#### Input records
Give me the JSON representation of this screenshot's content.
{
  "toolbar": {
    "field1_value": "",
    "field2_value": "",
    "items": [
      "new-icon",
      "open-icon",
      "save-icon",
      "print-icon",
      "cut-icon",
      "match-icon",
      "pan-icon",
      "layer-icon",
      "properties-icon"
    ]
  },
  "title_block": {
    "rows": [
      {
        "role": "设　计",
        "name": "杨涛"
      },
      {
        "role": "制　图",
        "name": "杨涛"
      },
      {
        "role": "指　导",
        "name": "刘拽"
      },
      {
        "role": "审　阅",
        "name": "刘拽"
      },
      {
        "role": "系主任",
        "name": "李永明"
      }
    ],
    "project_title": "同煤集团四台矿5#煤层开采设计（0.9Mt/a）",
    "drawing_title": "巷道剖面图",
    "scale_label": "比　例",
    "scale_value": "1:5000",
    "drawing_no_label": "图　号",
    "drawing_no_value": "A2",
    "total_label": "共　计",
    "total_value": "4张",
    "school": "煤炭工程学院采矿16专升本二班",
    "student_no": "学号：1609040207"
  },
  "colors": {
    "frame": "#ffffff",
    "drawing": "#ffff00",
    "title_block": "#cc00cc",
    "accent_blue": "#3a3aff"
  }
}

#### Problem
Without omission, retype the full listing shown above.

#### Exercise answer
Give me the JSON representation of this screenshot's content.
{
  "toolbar": {
    "field1_value": "",
    "field2_value": "",
    "items": [
      "new-icon",
      "open-icon",
      "save-icon",
      "print-icon",
      "cut-icon",
      "match-icon",
      "pan-icon",
      "layer-icon",
      "properties-icon"
    ]
  },
  "title_block": {
    "rows": [
      {
        "role": "设　计",
        "name": "杨涛"
      },
      {
        "role": "制　图",
        "name": "杨涛"
      },
      {
        "role": "指　导",
        "name": "刘拽"
      },
      {
        "role": "审　阅",
        "name": "刘拽"
      },
      {
        "role": "系主任",
        "name": "李永明"
      }
    ],
    "project_title": "同煤集团四台矿5#煤层开采设计（0.9Mt/a）",
    "drawing_title": "巷道剖面图",
    "scale_label": "比　例",
    "scale_value": "1:5000",
    "drawing_no_label": "图　号",
    "drawing_no_value": "A2",
    "total_label": "共　计",
    "total_value": "4张",
    "school": "煤炭工程学院采矿16专升本二班",
    "student_no": "学号：1609040207"
  },
  "colors": {
    "frame": "#ffffff",
    "drawing": "#ffff00",
    "title_block": "#cc00cc",
    "accent_blue": "#3a3aff"
  }
}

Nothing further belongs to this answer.